• **THE TASK**
A word-for-word reproduction of the data below is needed, with no pictures in it.

========================================================================

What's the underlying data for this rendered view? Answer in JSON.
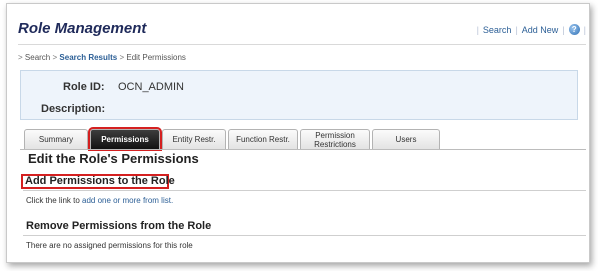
{
  "header": {
    "title": "Role Management",
    "links": {
      "search": "Search",
      "add_new": "Add New"
    },
    "separator": "|"
  },
  "breadcrumb": {
    "lead": ">",
    "items": [
      "Search",
      "Search Results",
      "Edit Permissions"
    ],
    "separator": ">"
  },
  "info": {
    "role_id_label": "Role ID:",
    "role_id_value": "OCN_ADMIN",
    "description_label": "Description:",
    "description_value": ""
  },
  "tabs": [
    {
      "label": "Summary",
      "active": false
    },
    {
      "label": "Permissions",
      "active": true
    },
    {
      "label": "Entity Restr.",
      "active": false
    },
    {
      "label": "Function Restr.",
      "active": false
    },
    {
      "label": "Permission Restrictions",
      "active": false
    },
    {
      "label": "Users",
      "active": false
    }
  ],
  "main": {
    "title": "Edit the Role's Permissions",
    "add_section": {
      "heading": "Add Permissions to the Role",
      "text_prefix": "Click the link to ",
      "link_text": "add one or more from list."
    },
    "remove_section": {
      "heading": "Remove Permissions from the Role",
      "text": "There are no assigned permissions for this role"
    }
  },
  "colors": {
    "title": "#1f2a5a",
    "link": "#2c5f96",
    "active_tab": "#111111",
    "highlight": "#d42020",
    "info_background": "#eef4fb"
  },
  "icons": {
    "help": "help-icon"
  }
}
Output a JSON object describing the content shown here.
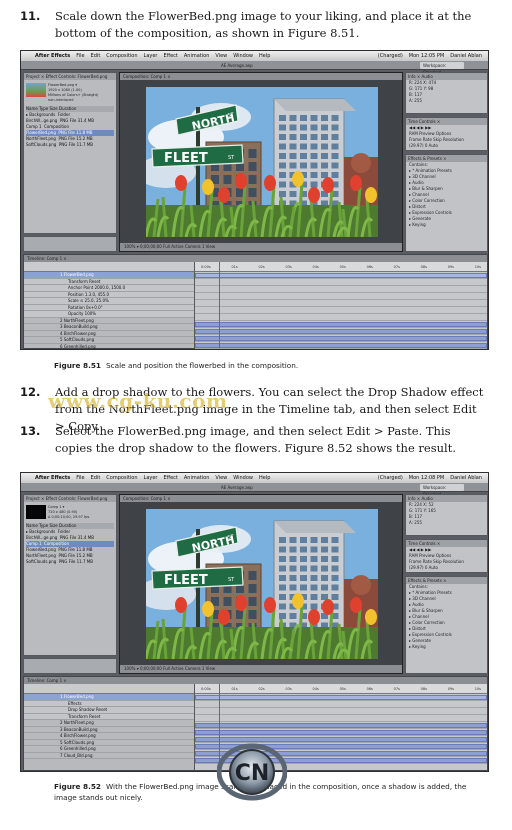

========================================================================

• **EXERCISE RESULT**
What's the underlying data for this rendered view? Answer in JSON.
{
  "header": {
    "title": "Role Management",
    "links": {
      "search": "Search",
      "add_new": "Add New"
    },
    "separator": "|"
  },
  "breadcrumb": {
    "lead": ">",
    "items": [
      "Search",
      "Search Results",
      "Edit Permissions"
    ],
    "separator": ">"
  },
  "info": {
    "role_id_label": "Role ID:",
    "role_id_value": "OCN_ADMIN",
    "description_label": "Description:",
    "description_value": ""
  },
  "tabs": [
    {
      "label": "Summary",
      "active": false
    },
    {
      "label": "Permissions",
      "active": true
    },
    {
      "label": "Entity Restr.",
      "active": false
    },
    {
      "label": "Function Restr.",
      "active": false
    },
    {
      "label": "Permission Restrictions",
      "active": false
    },
    {
      "label": "Users",
      "active": false
    }
  ],
  "main": {
    "title": "Edit the Role's Permissions",
    "add_section": {
      "heading": "Add Permissions to the Role",
      "text_prefix": "Click the link to ",
      "link_text": "add one or more from list."
    },
    "remove_section": {
      "heading": "Remove Permissions from the Role",
      "text": "There are no assigned permissions for this role"
    }
  },
  "colors": {
    "title": "#1f2a5a",
    "link": "#2c5f96",
    "active_tab": "#111111",
    "highlight": "#d42020",
    "info_background": "#eef4fb"
  },
  "icons": {
    "help": "help-icon"
  }
}
Output a JSON object describing the content shown here.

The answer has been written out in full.